I’ll skip some of the wanderings and investigations (already confessed), and note that as I traveled in Europe, I began to more and more visit Catholic churches, from cathedrals to small churches. I am so glad I got to attend (though not participate) in a service at Notre Dame, and wish I could have attended more of services at both Mont-Saint-Michel and Sacre Coeur. I took it as a good sign that I did not burst into flames as I walked beneath the lintels, and that Holy Water did not sizzle when it hit my skin. Long story short, I ended up joining the Catholic Church in a traditional parish that did the Latin Mass every Sunday. They actually did three different masses on Sunday, and the one I attended most often was the sung mass.
I did attempt to start the process of discernment for becoming a priest. It did not get too far, as I was told I was too old to become one in this diocese, but was free to move to another diocese that might have different rules. Truth be told, I am now very glad that cup passed from me in the Catholic church. I am not sure I could be the priest I would want to be, nor that under current leadership I would be allowed to be the priest I would need to be. As for the future, what comes will come. I should also note that over the years various things have happened that have caused me to brush up against that which divides life and death. Those brushes and certain glimpses have had an impact on me and reaffirmed my faith. I may or may not ever discuss them, but they are a factor I need to keep in mind.
Since moving several years ago, I’ve been looking for a new church home. For all that I keep my Faith in my heart, I am a lapsed Catholic but not a lapsed Christian. Even in the years of wandering, I never lost my faith in Christ though I came close to losing my way a time or two. Again and again, God guided me so I did not lose my way. I see God’s hand, and a miracle, in that I am alive after being struck by lightning. I believe there is something I am supposed to do, but remain clueless as to exactly what that may be. Yes, I have actually suggested in prayer that given how dense I can be, it might be helpful to drop a sign in front of me telling me exactly what I am to do… As with almost every human, I am a sinner, but by Grace and Mercy keep trying to do and be better.
Next week, my plan is to either start discussing the nature of God and our understanding of him, or what is Christianity. I’m leaning towards the nature of God as that truly sets the foundation for all other discussions. That said, I will go where guided on this.
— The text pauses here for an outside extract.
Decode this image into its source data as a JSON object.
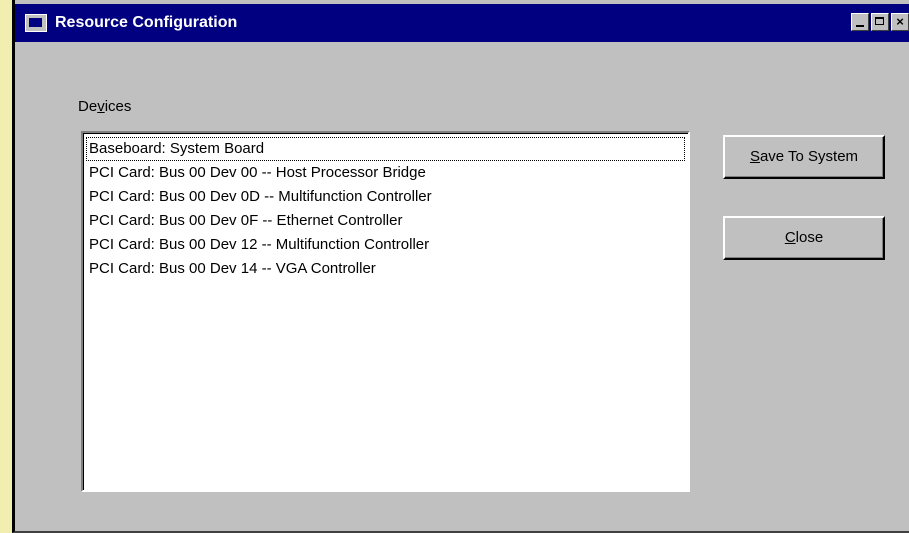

I wish I could remember Reverend Key’s full name, as he was a good pastor and theologian of the Methodist church. I can’t remember the name of the pastor who caused me to leave the Methodist church, which is a shame as I really do need to pray for him. I remember flashes of people, but for all that is missing there I seem to remember the truly important things, with the most important part being my Faith.
The Series Of Posts: